**WHAT NEEDS TO BE DONE**
All of the entries below, duplicated exactly, make up the answer.

Entries from a dataset of interfaces:
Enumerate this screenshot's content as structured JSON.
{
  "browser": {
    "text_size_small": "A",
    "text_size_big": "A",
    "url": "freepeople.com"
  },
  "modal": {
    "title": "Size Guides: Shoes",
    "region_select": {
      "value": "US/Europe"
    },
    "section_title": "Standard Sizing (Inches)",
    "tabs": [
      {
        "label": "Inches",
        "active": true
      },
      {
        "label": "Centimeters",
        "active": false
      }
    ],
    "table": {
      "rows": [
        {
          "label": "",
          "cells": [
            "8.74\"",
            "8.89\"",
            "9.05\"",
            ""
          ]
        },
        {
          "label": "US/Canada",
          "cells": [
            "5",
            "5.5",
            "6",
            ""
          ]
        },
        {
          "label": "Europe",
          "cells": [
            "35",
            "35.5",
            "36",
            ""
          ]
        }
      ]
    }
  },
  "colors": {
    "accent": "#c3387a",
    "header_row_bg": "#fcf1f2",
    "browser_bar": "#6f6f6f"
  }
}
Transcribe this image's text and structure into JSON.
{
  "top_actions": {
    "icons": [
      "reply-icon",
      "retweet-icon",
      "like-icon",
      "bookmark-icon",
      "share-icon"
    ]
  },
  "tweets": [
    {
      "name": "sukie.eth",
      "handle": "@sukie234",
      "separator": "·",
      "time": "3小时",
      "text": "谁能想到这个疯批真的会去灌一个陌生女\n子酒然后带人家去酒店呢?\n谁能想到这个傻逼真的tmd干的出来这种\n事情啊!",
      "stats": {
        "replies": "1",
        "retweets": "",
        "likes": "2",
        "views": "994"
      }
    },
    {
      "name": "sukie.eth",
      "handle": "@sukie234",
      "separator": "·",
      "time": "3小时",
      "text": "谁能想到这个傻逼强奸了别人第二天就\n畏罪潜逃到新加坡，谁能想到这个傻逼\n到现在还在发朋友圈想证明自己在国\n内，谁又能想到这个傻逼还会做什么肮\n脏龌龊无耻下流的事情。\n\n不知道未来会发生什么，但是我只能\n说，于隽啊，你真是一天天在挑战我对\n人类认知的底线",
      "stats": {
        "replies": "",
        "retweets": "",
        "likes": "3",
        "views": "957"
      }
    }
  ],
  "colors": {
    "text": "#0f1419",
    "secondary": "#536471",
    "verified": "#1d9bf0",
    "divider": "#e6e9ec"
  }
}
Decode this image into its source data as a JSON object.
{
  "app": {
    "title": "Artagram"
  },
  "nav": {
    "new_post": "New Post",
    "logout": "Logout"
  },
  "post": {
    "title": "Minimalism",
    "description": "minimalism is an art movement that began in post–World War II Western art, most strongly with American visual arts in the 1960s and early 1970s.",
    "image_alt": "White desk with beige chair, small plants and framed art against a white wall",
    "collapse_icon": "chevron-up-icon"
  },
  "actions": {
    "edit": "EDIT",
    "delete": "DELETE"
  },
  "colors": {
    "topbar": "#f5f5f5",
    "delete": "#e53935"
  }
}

**OUTPUT OF THE EXERCISE**
Enumerate this screenshot's content as structured JSON.
{
  "browser": {
    "text_size_small": "A",
    "text_size_big": "A",
    "url": "freepeople.com"
  },
  "modal": {
    "title": "Size Guides: Shoes",
    "region_select": {
      "value": "US/Europe"
    },
    "section_title": "Standard Sizing (Inches)",
    "tabs": [
      {
        "label": "Inches",
        "active": true
      },
      {
        "label": "Centimeters",
        "active": false
      }
    ],
    "table": {
      "rows": [
        {
          "label": "",
          "cells": [
            "8.74\"",
            "8.89\"",
            "9.05\"",
            ""
          ]
        },
        {
          "label": "US/Canada",
          "cells": [
            "5",
            "5.5",
            "6",
            ""
          ]
        },
        {
          "label": "Europe",
          "cells": [
            "35",
            "35.5",
            "36",
            ""
          ]
        }
      ]
    }
  },
  "colors": {
    "accent": "#c3387a",
    "header_row_bg": "#fcf1f2",
    "browser_bar": "#6f6f6f"
  }
}
Transcribe this image's text and structure into JSON.
{
  "top_actions": {
    "icons": [
      "reply-icon",
      "retweet-icon",
      "like-icon",
      "bookmark-icon",
      "share-icon"
    ]
  },
  "tweets": [
    {
      "name": "sukie.eth",
      "handle": "@sukie234",
      "separator": "·",
      "time": "3小时",
      "text": "谁能想到这个疯批真的会去灌一个陌生女\n子酒然后带人家去酒店呢?\n谁能想到这个傻逼真的tmd干的出来这种\n事情啊!",
      "stats": {
        "replies": "1",
        "retweets": "",
        "likes": "2",
        "views": "994"
      }
    },
    {
      "name": "sukie.eth",
      "handle": "@sukie234",
      "separator": "·",
      "time": "3小时",
      "text": "谁能想到这个傻逼强奸了别人第二天就\n畏罪潜逃到新加坡，谁能想到这个傻逼\n到现在还在发朋友圈想证明自己在国\n内，谁又能想到这个傻逼还会做什么肮\n脏龌龊无耻下流的事情。\n\n不知道未来会发生什么，但是我只能\n说，于隽啊，你真是一天天在挑战我对\n人类认知的底线",
      "stats": {
        "replies": "",
        "retweets": "",
        "likes": "3",
        "views": "957"
      }
    }
  ],
  "colors": {
    "text": "#0f1419",
    "secondary": "#536471",
    "verified": "#1d9bf0",
    "divider": "#e6e9ec"
  }
}
Decode this image into its source data as a JSON object.
{
  "app": {
    "title": "Artagram"
  },
  "nav": {
    "new_post": "New Post",
    "logout": "Logout"
  },
  "post": {
    "title": "Minimalism",
    "description": "minimalism is an art movement that began in post–World War II Western art, most strongly with American visual arts in the 1960s and early 1970s.",
    "image_alt": "White desk with beige chair, small plants and framed art against a white wall",
    "collapse_icon": "chevron-up-icon"
  },
  "actions": {
    "edit": "EDIT",
    "delete": "DELETE"
  },
  "colors": {
    "topbar": "#f5f5f5",
    "delete": "#e53935"
  }
}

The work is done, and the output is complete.